Work to be completed: Each line below that contains the word "theme" must be copied.

Dataset rows for apps and sites:
==============================

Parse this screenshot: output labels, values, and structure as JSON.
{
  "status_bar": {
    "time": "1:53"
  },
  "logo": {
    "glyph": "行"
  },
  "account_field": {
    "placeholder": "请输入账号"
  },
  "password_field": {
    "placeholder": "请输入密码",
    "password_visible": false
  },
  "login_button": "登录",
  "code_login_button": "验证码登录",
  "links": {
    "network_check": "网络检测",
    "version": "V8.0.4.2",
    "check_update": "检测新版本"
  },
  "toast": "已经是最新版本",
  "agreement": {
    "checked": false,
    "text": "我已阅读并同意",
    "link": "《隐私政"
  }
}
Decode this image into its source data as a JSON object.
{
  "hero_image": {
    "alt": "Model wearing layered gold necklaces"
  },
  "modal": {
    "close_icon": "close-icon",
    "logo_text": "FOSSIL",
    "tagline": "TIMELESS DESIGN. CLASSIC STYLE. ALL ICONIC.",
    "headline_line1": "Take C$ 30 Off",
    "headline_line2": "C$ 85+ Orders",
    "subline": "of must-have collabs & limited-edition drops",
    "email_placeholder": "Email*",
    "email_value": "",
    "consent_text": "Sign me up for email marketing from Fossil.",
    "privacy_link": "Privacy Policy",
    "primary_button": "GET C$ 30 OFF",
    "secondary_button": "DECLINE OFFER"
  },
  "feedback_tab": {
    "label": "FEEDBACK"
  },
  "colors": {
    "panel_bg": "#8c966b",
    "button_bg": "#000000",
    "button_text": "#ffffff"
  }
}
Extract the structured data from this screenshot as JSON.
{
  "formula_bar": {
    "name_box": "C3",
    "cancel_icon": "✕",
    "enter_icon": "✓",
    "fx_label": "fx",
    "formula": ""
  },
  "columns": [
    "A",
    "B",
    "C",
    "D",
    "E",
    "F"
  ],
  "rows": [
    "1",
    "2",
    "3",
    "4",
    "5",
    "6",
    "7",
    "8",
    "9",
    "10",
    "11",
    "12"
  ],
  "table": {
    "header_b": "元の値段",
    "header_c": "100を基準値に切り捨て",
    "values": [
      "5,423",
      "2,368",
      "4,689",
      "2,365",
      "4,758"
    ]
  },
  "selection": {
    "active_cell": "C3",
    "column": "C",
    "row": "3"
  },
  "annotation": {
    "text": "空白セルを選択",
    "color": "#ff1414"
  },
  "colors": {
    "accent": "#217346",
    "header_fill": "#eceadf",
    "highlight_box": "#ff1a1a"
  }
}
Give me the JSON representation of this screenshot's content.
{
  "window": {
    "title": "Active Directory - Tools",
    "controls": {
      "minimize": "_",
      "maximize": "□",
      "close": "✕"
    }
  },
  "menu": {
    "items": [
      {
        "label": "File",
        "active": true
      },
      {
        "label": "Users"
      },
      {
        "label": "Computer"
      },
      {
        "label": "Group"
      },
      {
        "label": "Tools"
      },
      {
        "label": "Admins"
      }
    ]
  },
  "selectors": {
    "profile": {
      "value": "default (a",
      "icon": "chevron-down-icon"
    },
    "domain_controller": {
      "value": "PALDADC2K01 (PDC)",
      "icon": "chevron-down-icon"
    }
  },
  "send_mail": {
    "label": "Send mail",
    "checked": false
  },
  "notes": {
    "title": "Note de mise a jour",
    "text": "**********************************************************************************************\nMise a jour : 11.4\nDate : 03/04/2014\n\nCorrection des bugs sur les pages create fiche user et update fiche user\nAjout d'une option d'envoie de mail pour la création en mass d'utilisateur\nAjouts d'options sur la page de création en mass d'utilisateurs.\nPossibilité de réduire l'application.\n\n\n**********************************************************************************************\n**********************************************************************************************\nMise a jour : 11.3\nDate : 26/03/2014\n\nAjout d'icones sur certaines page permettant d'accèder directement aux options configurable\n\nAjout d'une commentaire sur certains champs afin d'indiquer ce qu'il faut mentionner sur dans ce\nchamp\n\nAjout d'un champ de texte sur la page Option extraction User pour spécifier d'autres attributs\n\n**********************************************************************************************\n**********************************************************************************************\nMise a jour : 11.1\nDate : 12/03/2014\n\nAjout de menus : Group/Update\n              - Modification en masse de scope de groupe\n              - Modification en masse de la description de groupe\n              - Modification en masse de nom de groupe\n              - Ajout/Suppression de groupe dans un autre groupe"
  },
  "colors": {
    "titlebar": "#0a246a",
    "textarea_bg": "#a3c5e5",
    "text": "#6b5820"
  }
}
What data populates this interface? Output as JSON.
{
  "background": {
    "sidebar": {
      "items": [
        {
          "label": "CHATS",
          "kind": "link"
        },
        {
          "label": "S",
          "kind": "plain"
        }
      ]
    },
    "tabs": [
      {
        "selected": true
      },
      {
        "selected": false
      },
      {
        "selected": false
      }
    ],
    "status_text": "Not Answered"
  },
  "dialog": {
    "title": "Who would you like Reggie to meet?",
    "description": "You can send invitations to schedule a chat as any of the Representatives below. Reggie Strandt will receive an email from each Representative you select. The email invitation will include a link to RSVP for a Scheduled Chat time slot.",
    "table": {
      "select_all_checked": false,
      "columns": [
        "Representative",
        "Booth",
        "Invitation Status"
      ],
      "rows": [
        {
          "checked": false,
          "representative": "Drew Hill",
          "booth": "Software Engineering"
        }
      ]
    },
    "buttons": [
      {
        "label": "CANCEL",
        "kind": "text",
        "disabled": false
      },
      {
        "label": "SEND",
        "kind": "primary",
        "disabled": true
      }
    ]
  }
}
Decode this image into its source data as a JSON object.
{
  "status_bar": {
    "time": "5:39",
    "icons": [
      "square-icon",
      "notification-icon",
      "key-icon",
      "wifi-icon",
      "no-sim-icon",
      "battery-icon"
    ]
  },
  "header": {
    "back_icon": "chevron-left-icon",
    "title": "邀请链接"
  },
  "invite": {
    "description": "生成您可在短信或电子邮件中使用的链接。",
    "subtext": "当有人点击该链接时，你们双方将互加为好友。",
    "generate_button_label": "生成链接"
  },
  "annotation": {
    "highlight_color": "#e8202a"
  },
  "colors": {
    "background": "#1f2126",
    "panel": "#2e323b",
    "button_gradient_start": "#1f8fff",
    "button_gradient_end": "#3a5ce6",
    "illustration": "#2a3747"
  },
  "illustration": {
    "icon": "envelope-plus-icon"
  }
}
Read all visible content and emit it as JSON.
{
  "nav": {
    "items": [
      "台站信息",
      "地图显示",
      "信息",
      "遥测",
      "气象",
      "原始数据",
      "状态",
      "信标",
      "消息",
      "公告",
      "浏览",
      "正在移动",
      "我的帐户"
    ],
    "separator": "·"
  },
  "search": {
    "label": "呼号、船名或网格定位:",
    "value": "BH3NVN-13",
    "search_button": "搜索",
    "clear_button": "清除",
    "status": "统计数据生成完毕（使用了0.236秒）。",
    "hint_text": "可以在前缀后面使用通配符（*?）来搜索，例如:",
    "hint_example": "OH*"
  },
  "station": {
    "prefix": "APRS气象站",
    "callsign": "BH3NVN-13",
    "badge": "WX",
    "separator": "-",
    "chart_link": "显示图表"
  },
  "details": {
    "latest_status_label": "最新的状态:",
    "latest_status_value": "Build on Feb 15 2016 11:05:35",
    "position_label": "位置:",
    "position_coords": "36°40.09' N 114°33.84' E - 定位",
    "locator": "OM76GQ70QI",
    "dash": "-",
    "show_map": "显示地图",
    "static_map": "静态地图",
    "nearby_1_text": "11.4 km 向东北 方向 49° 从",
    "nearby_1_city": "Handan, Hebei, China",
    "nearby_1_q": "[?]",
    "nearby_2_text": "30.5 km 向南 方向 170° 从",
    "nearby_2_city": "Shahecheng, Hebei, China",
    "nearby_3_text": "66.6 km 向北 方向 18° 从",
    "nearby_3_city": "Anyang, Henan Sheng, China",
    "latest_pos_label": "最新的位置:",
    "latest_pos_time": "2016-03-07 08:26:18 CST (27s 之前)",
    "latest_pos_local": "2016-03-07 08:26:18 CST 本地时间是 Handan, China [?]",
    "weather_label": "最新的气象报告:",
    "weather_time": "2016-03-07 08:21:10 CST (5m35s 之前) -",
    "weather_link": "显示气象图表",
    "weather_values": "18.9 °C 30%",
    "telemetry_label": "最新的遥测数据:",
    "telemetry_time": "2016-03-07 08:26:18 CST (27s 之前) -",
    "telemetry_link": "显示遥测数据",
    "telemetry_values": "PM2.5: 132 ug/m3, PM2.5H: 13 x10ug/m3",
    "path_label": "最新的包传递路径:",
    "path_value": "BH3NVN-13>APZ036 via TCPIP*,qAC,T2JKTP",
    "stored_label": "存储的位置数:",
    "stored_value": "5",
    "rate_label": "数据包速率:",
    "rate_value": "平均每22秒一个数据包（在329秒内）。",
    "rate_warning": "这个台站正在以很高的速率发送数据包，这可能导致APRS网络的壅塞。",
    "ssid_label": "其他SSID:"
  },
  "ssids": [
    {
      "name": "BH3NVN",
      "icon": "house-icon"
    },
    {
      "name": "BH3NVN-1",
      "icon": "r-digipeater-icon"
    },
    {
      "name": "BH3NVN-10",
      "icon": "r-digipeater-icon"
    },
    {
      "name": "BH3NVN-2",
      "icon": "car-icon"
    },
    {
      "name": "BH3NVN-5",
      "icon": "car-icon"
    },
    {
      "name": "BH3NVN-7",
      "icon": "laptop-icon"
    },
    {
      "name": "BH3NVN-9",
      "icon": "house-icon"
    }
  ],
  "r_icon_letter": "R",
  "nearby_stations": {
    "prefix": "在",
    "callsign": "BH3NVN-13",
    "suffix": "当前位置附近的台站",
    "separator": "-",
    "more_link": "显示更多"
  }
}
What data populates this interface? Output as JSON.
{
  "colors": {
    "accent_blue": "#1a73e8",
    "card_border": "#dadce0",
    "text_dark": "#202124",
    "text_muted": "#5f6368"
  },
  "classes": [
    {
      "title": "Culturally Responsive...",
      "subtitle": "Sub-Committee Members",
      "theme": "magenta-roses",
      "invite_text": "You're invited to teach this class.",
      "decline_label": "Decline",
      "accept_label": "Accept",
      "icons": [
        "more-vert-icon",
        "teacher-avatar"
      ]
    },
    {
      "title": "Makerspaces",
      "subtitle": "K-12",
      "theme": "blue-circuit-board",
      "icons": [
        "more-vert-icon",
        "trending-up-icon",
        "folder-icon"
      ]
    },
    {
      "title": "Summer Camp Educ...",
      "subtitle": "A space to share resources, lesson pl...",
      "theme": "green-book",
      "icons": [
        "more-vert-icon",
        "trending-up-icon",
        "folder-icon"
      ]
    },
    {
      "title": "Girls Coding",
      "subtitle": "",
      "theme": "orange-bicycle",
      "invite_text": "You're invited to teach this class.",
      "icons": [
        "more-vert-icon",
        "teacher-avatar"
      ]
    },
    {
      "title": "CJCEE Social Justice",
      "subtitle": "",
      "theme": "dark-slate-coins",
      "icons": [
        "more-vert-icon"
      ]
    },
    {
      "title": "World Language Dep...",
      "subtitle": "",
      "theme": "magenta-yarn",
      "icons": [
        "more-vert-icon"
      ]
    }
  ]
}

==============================

Solved problem:
      "theme": "magenta-roses",
      "theme": "blue-circuit-board",
      "theme": "green-book",
      "theme": "orange-bicycle",
      "theme": "dark-slate-coins",
      "theme": "magenta-yarn",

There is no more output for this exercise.